The main benefactor is rear legroom, and considering the tight confines of the previous generation, it was needed, if indeed rear seat passengers are a significant consideration. In earlier generations, the rear seat was for occasional use, and if the four-door Lexus IS wasn’t a coupe, well, we knew where its priorities were: sport first, sedan second.
So that’s why Lexus took us to Rockingham Speedway for a chance to flog the assorted versions of the new IS around an infield road course. Best laid plans and all that, the day we were scheduled to drive the cars, it rained and rained hard, though finally clearing and the track drying sufficiently for us to put the hammer down, even if with fair trepidation in the twisty bits. It’s best to not to be That Guy.
The particular road course layout—The Rock has several options—we drove included a fast exit from the pits with a hook to the left, assorted curves, an infield straight, and a blast on the inclined back straight of the legendary track, not necessarily in that order. The cars ranged from an IS 250 with all-wheel drive to an IS 350 F. Guess which one we liked best.
As its name suggests, the Lexus IS 250 is powered by a 2.5-iter engine that’s rated at 204 horsepower and 184 lb-ft of torque. Standard in the IS 250 is a six-speed electronically-controlled automatic transmission with rev matching in Sport mode.

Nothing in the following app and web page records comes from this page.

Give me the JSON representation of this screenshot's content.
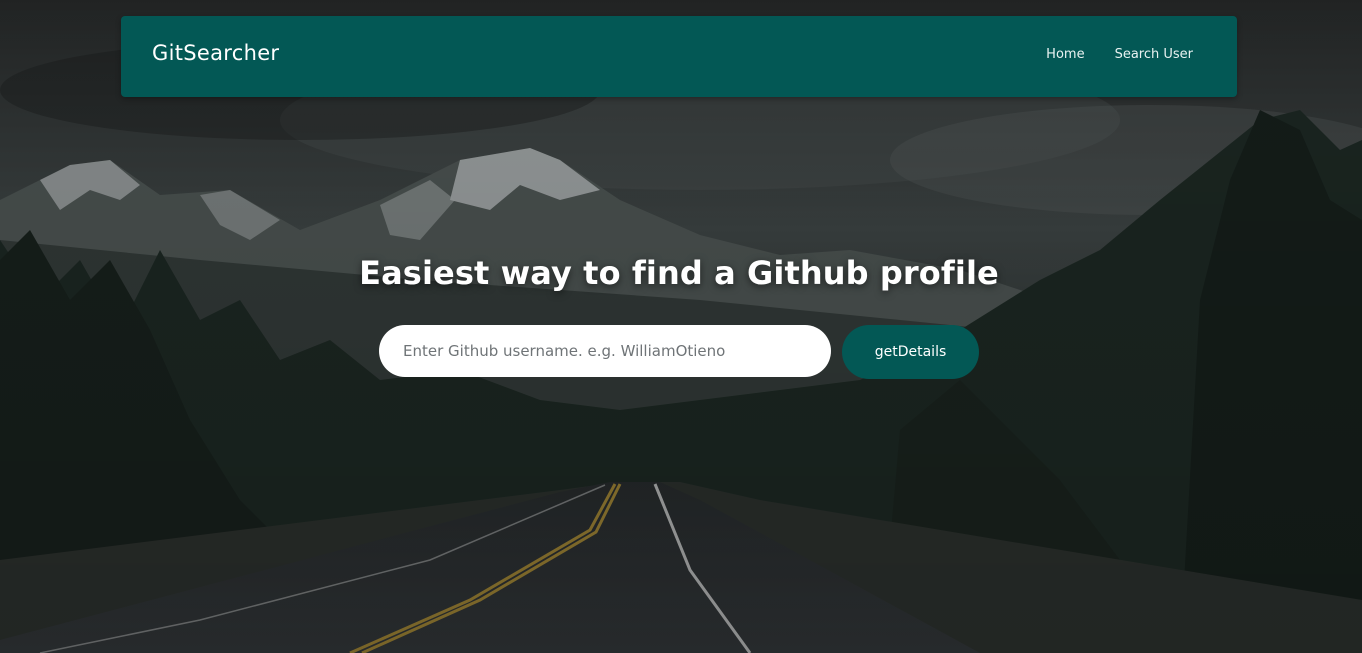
{
  "navbar": {
    "brand": "GitSearcher",
    "links": [
      {
        "label": "Home"
      },
      {
        "label": "Search User"
      }
    ]
  },
  "hero": {
    "headline": "Easiest way to find a Github profile",
    "background": "mountain-road-landscape"
  },
  "search": {
    "placeholder": "Enter Github username. e.g. WilliamOtieno",
    "value": "",
    "button_label": "getDetails"
  },
  "colors": {
    "accent": "#035855",
    "text_light": "#ffffff"
  }
}
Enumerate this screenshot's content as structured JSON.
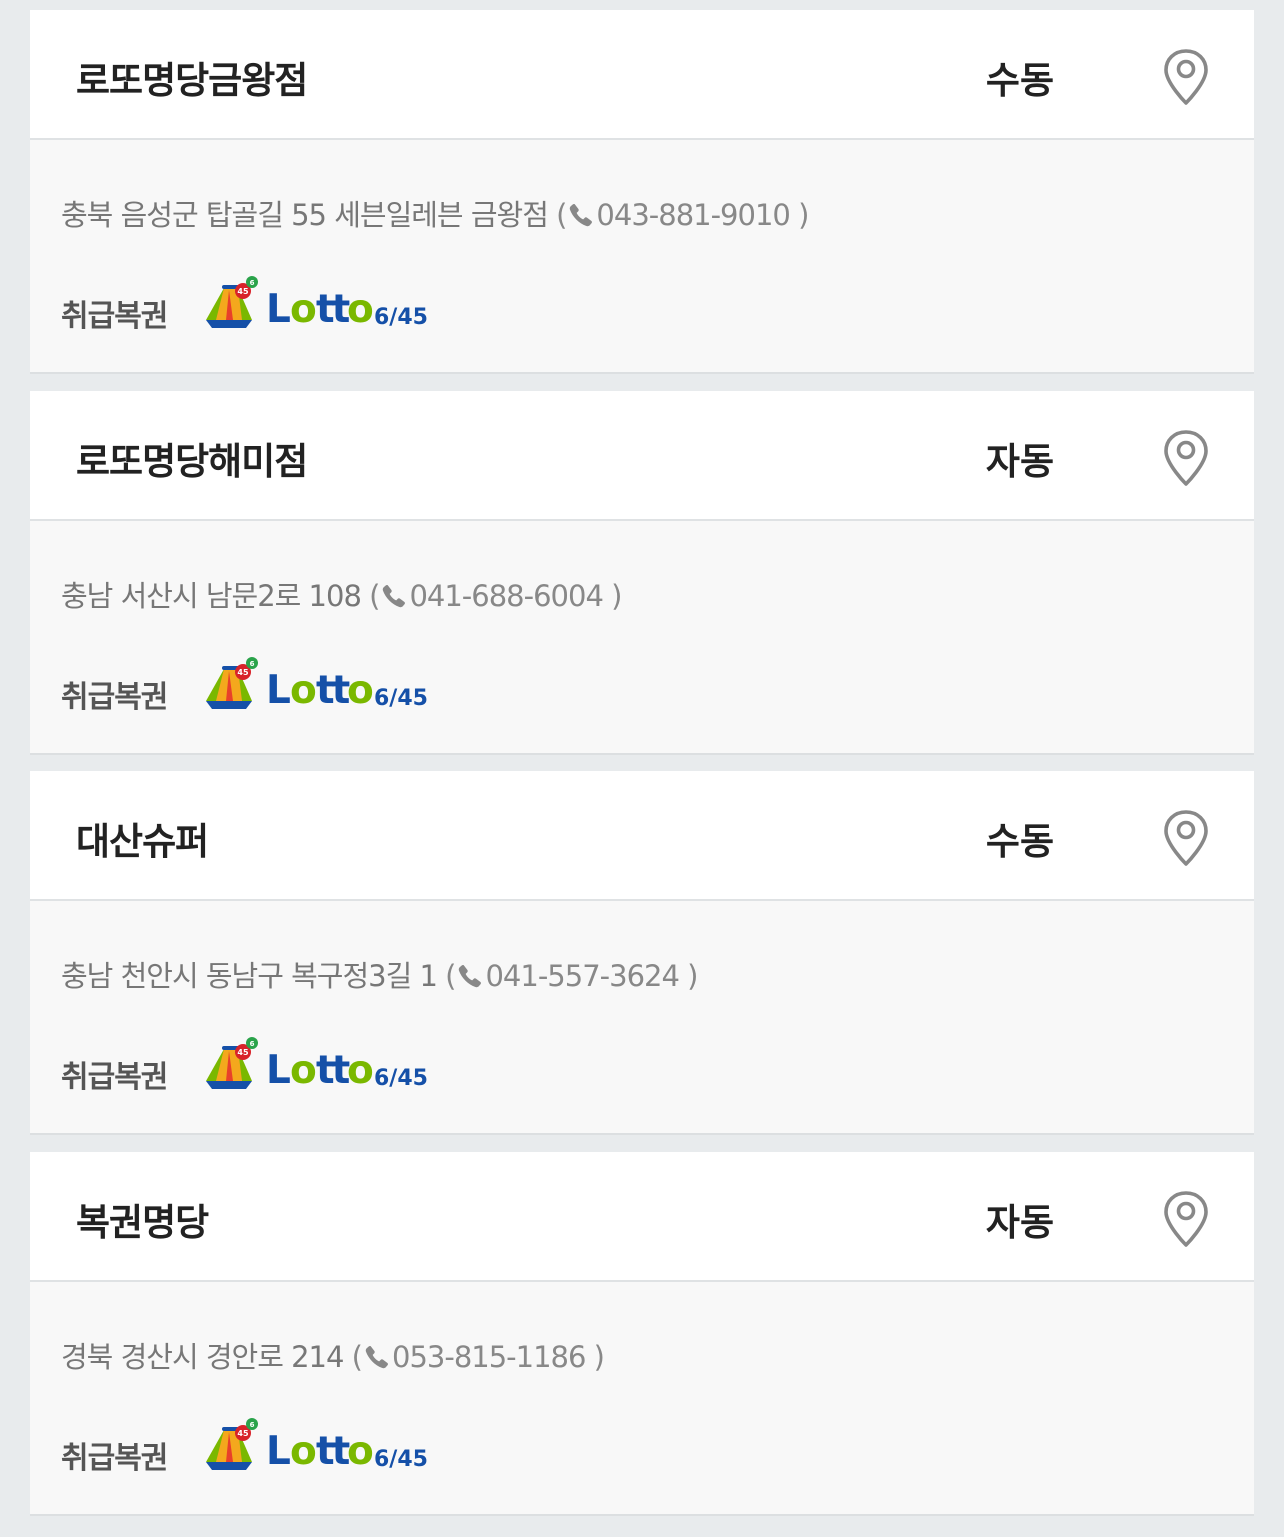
{
  "label_lottery_types": "취급복권",
  "stores": [
    {
      "name": "로또명당금왕점",
      "method": "수동",
      "address": "충북 음성군 탑골길 55 세븐일레븐 금왕점",
      "phone": "043-881-9010",
      "map_icon": "map-pin-icon",
      "lottery_logo_text": "Lotto6/45"
    },
    {
      "name": "로또명당해미점",
      "method": "자동",
      "address": "충남 서산시 남문2로 108",
      "phone": "041-688-6004",
      "map_icon": "map-pin-icon",
      "lottery_logo_text": "Lotto6/45"
    },
    {
      "name": "대산슈퍼",
      "method": "수동",
      "address": "충남 천안시 동남구 복구정3길 1",
      "phone": "041-557-3624",
      "map_icon": "map-pin-icon",
      "lottery_logo_text": "Lotto6/45"
    },
    {
      "name": "복권명당",
      "method": "자동",
      "address": "경북 경산시 경안로 214",
      "phone": "053-815-1186",
      "map_icon": "map-pin-icon",
      "lottery_logo_text": "Lotto6/45"
    }
  ],
  "colors": {
    "page_bg": "#e8ebed",
    "card_header_bg": "#ffffff",
    "card_body_bg": "#f8f8f8",
    "lotto_blue": "#1550a8",
    "lotto_green": "#7ab800"
  }
}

The Lexus IS pumped up is the 350, the IS 350 powered by, not surprising again from the model’s name, a 3.5-liter engine. A carry-over from the last generation, the 3.5-liter V-6 has the Toyota group’s D4-S technology that combines direct injection with port injection. Output is rated at 304 horsepower and torque, peaking at 4700 rpm, of 277 lb-ft.
Lexus says it’s good enough for the IS 350 will do 0-60 mph in 5.6 seconds and turn the quarter in a mere 13.8 seconds.
New for the 2014 IS 350 is the eight-speed Sport Direct Shift automatic as used in the V-8-powered Lexus IS F. The transmission has paddle shifters which can be used to shift the transmission manually, or left to shift by itself with the S mode set, activates what Lexus calls, G-force Artificial Intelligence system, or G- AI. It interprets assorted g forces and other elements to determine the proper ratio for the matter at hand.
Both IS 250 and IS 350 are available with all-wheel drive. The extra-grip system automatically varies torque balance front to rear from 50:50 to 30:70. When the track was still quite wet, we went out in an all-wheel drive equipped IS 250 and were impressed by the sport sedan’s stability in the wet and its unwillingness to pull when skating through puddles deep enough that the tires surely said good bye to you, pavement, I’m hydroplaning.
The aforementioned Sport mode is part of a new Drive Mode Select system. The IS 250 and IS 350 have three modes, Eco, Normal and Sport, while the performance-oriented F Sport (available on both IS 250 and IS 350), has Eco, Normal, Sport S and Sport S+. All-wheel drive models can handle the slippery stuff better with a Snow mode.
The F Sport package is available on both IS 250 and IS 350, and is immediately recognizable.. Both standard and F Sport have the most aggressive version of the Lexus “hourglass” grille design, but where standard IS models have a smooth bar transecting the grill, the F Sport models are honeycomb top to bottom. However, most of even the F Sports grille, despite the honeycomb, is blocked off for aerodynamics. Yes, the giant grille is mostly for looks.